This change happened for the whole world when God made the promise and kept the promise in Jesus. But that change became ours when Christ changed our hearts. We were born dead in sin, but by water and the Word were made alive in Christ. We daily commit sin, but daily we are comforted with forgiveness through Word and sacrament. We will die an earthly death, but we will rest in the peace of eternal life in heaven the moment we leave this world. And we will finally be changed in the flash in the twinkling of an eye when Christ returns on judgment day to take us and all his people to live with him forever in heaven. That is truly a change. It has certainly taken us from despair to confidence in Christ Jesus and his work for us.
This confidence keeps coming through the Word. Our life has changed and keeps changing, as we become more and more Christ like in our life and in our trust. This change keeps taking place in our hearts when we are connected to the living and enduring Word of God. We are different from the unbelieving world that lives for pleasure and self. We are different in the way we approach the future, not just in this world but eternally. We have confidence that God will bring us home to heaven, no matter what happens to us in this life. We live as people who know they needed changing and people who know that change is for all people. That is why we boldly proclaim that Christ’s death and resurrection changed us and therefore the change last forever.
Imagine the change for Adam and Eve. They were perfect and then they were sinful. They knew the difference very well. We have always been sinful and can get a little used to it. But God’s Word helps us understand the true nature of our sin and the destruction we deserve because of it. Then when we have opportunity to rejoice in the promises of forgiveness in Christ we understand a little better what kind of amazing change God has brought us. We sang about it in the hymn Amazing Grace. It is amazing grace that took us from lost to found, from blind to sight, from despair to confidence. This change will be eternal. When we’ve been there 10,000 years we no less days to sing God’s praise then when we’d first begun.

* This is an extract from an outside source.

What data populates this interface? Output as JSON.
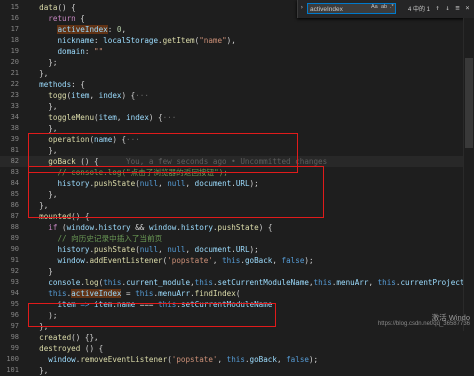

History is a good indicator that change will come to our country. Some of it is due to our leaders, some is a result a changing world, but ultimately sin brings awful change into this world and our life. We see the evidence of what happened so long ago in Eden. Therefore dear Christian, cling to the hope you have in Christ Jesus. Rejoice that you have been rescued. Stand firm in the sure and certain hope of eternal life through Christ Jesus. There is your confidence. Amen.
Pastor Matt Brown
Our Redeemer Lutheran Church (WELS) of Union City, Tennessee, Rooted in the WORD